A technician typically handles DSL internet installation, but many companies now offer self-installation kits.

The self-install kits tend to be cheaper and are a great way to save some money if you feel comfortable getting your internet set up on your own. We’ve even got a guide for setting up your internet if you need help.

But if you want or need a professional to come out and install your internet, that’s an option too. You’ll need to schedule an installation appointment when you place your order. The technician who arrives will get your modem hooked up to your phone jack so you can hop online in a jiffy.

What are the best DSL internet providers?

If you’ve decided on DSL internet, look for one of these recommended DSL providers in your area.

Our most recommended DSL provider and winner of our Editor’s Choice award is CenturyLink. That’s because it promises to not hike up your monthly bill, plus it offers unlimited data and won’t make you sign a contract. CenturyLink also charges reasonable prices for a wide range of speeds, and also offers a fiber internet plan in certain areas.

Simply Unlimited Internet
CenturyLink Internet
Download speed:
Up to 100 Mbps

Data effective 6/24/2021. Offers and availability vary by location and are subject to change.
New customers only. Rate requires paperless billing and excludes taxes. Additional fees apply.

Here’s a full look at all of our recommended DSL internet providers.

Top DSL internet providers
ProviderMonthly priceDownload speedsConnection TypeLearn more
AT&T Internet$4575100 MbpsDSLView Plans
CenturyLink Internet$50$65100940 MbpsDSL/FiberView Plans
Earthlink Internet$49.95$99.9531000 MbpsDSL/FiberView Plans
Frontier High Speed Internet$32.996 MbpsDSLView Plans
Verizon High Speed InternetDSLView Plans
Windstream Internet$27$85251000 MbpsDSL/FiberView Plans
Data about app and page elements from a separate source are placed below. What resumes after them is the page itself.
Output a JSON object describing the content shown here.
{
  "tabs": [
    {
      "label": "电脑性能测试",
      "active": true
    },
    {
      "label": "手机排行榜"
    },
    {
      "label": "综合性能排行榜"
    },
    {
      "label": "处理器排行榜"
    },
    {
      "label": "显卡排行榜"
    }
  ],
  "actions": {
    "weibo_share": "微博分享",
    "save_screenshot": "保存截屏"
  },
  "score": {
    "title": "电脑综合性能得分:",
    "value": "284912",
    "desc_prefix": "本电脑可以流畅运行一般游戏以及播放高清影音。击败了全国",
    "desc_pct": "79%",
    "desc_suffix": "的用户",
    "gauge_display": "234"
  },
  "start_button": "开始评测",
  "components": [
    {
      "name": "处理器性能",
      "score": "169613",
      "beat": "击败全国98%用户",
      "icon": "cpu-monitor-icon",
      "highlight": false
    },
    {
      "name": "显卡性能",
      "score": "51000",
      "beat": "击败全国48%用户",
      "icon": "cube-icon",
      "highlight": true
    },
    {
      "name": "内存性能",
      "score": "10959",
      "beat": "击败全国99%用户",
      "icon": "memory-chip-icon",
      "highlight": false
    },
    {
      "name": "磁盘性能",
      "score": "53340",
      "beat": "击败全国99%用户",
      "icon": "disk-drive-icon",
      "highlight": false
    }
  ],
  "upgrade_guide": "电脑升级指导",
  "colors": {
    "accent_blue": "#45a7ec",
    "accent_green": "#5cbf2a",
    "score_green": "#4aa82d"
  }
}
Now that you know how DSL internet works, check these out next.

Enter your ZIP code to find DSL internet plans near you.

Compare the best DSL ISPs.
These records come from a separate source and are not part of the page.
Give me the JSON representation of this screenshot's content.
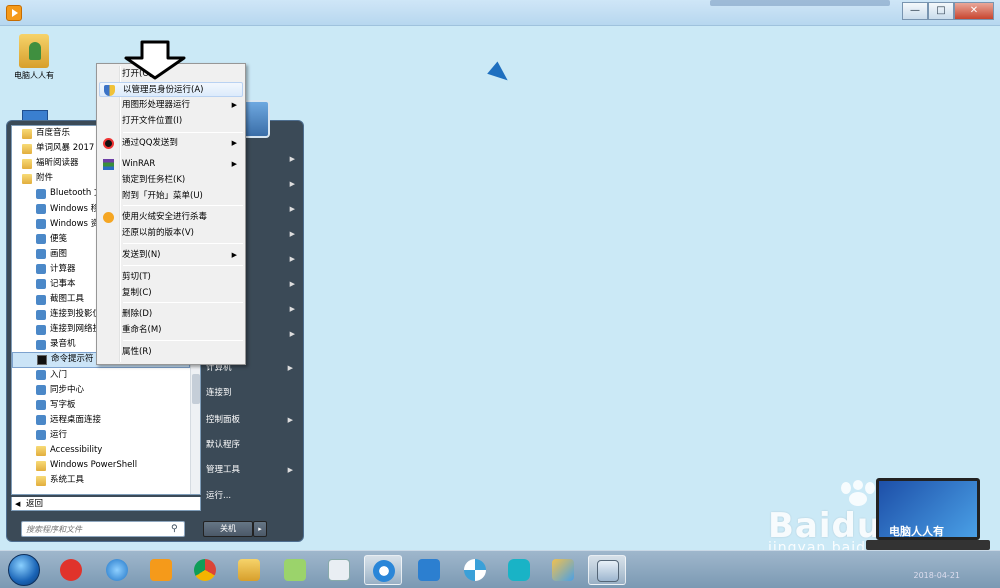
{
  "window": {
    "minimize_label": "—",
    "maximize_label": "□",
    "close_label": "✕"
  },
  "desktop": {
    "icon_label": "电脑人人有"
  },
  "start_menu": {
    "programs": [
      {
        "label": "百度音乐",
        "type": "folder",
        "level": 0
      },
      {
        "label": "单词风暴 2017",
        "type": "folder",
        "level": 0
      },
      {
        "label": "福昕阅读器",
        "type": "folder",
        "level": 0
      },
      {
        "label": "附件",
        "type": "folder",
        "level": 0
      },
      {
        "label": "Bluetooth 文",
        "type": "app",
        "level": 1
      },
      {
        "label": "Windows 移",
        "type": "app",
        "level": 1
      },
      {
        "label": "Windows 资",
        "type": "app",
        "level": 1
      },
      {
        "label": "便笺",
        "type": "app",
        "level": 1
      },
      {
        "label": "画图",
        "type": "app",
        "level": 1
      },
      {
        "label": "计算器",
        "type": "app",
        "level": 1
      },
      {
        "label": "记事本",
        "type": "app",
        "level": 1
      },
      {
        "label": "截图工具",
        "type": "app",
        "level": 1
      },
      {
        "label": "连接到投影仪",
        "type": "app",
        "level": 1
      },
      {
        "label": "连接到网络投",
        "type": "app",
        "level": 1
      },
      {
        "label": "录音机",
        "type": "app",
        "level": 1
      },
      {
        "label": "命令提示符",
        "type": "cmd",
        "level": 1,
        "selected": true
      },
      {
        "label": "入门",
        "type": "app",
        "level": 1
      },
      {
        "label": "同步中心",
        "type": "app",
        "level": 1
      },
      {
        "label": "写字板",
        "type": "app",
        "level": 1
      },
      {
        "label": "远程桌面连接",
        "type": "app",
        "level": 1
      },
      {
        "label": "运行",
        "type": "app",
        "level": 1
      },
      {
        "label": "Accessibility",
        "type": "folder",
        "level": 1
      },
      {
        "label": "Windows PowerShell",
        "type": "folder",
        "level": 1
      },
      {
        "label": "系统工具",
        "type": "folder",
        "level": 1
      }
    ],
    "back_label": "返回",
    "search_placeholder": "搜索程序和文件",
    "right_items": [
      {
        "label": "计算机",
        "submenu": true
      },
      {
        "label": "连接到",
        "submenu": false
      },
      {
        "label": "控制面板",
        "submenu": true
      },
      {
        "label": "默认程序",
        "submenu": false
      },
      {
        "label": "管理工具",
        "submenu": true
      },
      {
        "label": "运行...",
        "submenu": false
      }
    ],
    "shutdown_label": "关机",
    "shutdown_arrow": "▸"
  },
  "context_menu": {
    "items": [
      {
        "label": "打开(O)"
      },
      {
        "label": "以管理员身份运行(A)",
        "icon": "shield-icon",
        "highlighted": true
      },
      {
        "label": "用图形处理器运行",
        "submenu": true
      },
      {
        "label": "打开文件位置(I)"
      },
      {
        "label": "通过QQ发送到",
        "icon": "qq-icon",
        "submenu": true
      },
      {
        "label": "WinRAR",
        "icon": "winrar-icon",
        "submenu": true
      },
      {
        "label": "锁定到任务栏(K)"
      },
      {
        "label": "附到「开始」菜单(U)"
      },
      {
        "label": "使用火绒安全进行杀毒",
        "icon": "huorong-icon"
      },
      {
        "label": "还原以前的版本(V)"
      },
      {
        "label": "发送到(N)",
        "submenu": true
      },
      {
        "label": "剪切(T)"
      },
      {
        "label": "复制(C)"
      },
      {
        "label": "删除(D)"
      },
      {
        "label": "重命名(M)"
      },
      {
        "label": "属性(R)"
      }
    ]
  },
  "watermark": {
    "brand": "Baidu经验",
    "url": "jingyan.baidu.com",
    "monitor_text": "电脑人人有"
  },
  "taskbar": {
    "date": "2018-04-21"
  },
  "colors": {
    "desktop": "#cbe9f6",
    "start_menu": "#3b4a57",
    "highlight": "#dcebfc",
    "accent": "#1e6fbf"
  }
}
  1. International Telecommunication Union, “New ITU Standard Delivers 10x ADSL Speeds,” May 2005. Accessed December 10, 2020.
  2. John B. Horrigan, Pew Research Center, “Home Broadband Adoption 2006,” May 2006. Accessed December 10, 2020.
  3. J. Clement, Statista, “Home Dial-Up Internet Connection Usage in the United States as of November 2019, by State,” July 2020. Accessed December 10, 2020.